* [SUPPLIED DATA]
********

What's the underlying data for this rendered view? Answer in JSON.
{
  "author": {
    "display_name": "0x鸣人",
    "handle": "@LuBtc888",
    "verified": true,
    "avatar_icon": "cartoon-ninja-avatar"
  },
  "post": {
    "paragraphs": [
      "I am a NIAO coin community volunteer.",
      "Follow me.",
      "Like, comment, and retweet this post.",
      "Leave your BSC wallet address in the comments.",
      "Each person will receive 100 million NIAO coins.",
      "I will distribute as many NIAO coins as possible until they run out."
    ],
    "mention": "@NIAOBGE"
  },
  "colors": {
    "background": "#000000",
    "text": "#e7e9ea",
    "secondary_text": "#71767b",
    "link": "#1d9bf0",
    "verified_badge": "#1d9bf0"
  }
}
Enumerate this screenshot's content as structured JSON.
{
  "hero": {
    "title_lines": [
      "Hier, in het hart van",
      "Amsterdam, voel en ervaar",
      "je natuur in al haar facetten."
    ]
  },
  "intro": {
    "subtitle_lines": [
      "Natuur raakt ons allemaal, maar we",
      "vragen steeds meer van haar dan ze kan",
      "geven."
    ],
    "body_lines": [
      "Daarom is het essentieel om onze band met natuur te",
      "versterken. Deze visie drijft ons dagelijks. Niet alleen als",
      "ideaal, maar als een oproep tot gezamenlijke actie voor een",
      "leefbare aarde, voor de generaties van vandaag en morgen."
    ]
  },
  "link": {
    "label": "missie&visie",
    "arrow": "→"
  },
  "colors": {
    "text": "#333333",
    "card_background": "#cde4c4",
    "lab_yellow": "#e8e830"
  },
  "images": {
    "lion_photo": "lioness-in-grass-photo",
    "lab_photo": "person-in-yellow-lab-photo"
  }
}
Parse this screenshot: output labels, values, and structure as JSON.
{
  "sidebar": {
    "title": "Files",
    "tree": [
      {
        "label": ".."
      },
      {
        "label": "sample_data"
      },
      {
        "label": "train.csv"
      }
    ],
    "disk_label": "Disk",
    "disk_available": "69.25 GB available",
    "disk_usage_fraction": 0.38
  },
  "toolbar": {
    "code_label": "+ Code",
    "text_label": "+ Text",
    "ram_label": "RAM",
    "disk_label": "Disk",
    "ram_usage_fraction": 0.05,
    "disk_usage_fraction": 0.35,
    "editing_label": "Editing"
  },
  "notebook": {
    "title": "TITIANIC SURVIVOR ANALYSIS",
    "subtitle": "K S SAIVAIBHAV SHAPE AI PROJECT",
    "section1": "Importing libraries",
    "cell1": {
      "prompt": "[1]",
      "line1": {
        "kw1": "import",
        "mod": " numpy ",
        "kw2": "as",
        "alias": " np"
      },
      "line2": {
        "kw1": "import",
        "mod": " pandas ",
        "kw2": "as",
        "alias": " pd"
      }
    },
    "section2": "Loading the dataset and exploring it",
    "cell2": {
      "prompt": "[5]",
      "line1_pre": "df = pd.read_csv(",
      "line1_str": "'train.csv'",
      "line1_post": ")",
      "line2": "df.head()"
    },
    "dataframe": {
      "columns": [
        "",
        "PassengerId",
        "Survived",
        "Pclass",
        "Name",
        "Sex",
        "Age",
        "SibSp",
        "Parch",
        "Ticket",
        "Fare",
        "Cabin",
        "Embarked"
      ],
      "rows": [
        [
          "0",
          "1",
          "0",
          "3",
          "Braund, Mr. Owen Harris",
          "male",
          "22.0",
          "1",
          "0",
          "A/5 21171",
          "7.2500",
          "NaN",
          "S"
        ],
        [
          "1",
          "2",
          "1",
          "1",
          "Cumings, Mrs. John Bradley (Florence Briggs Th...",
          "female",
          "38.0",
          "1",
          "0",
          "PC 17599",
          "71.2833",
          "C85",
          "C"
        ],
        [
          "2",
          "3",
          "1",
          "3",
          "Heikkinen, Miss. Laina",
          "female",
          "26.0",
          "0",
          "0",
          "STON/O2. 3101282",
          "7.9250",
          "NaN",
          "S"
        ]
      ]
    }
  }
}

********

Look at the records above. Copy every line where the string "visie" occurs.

* [EXPECTED ANSWER]
      "versterken. Deze visie drijft ons dagelijks. Niet alleen als",
    "label": "missie&visie",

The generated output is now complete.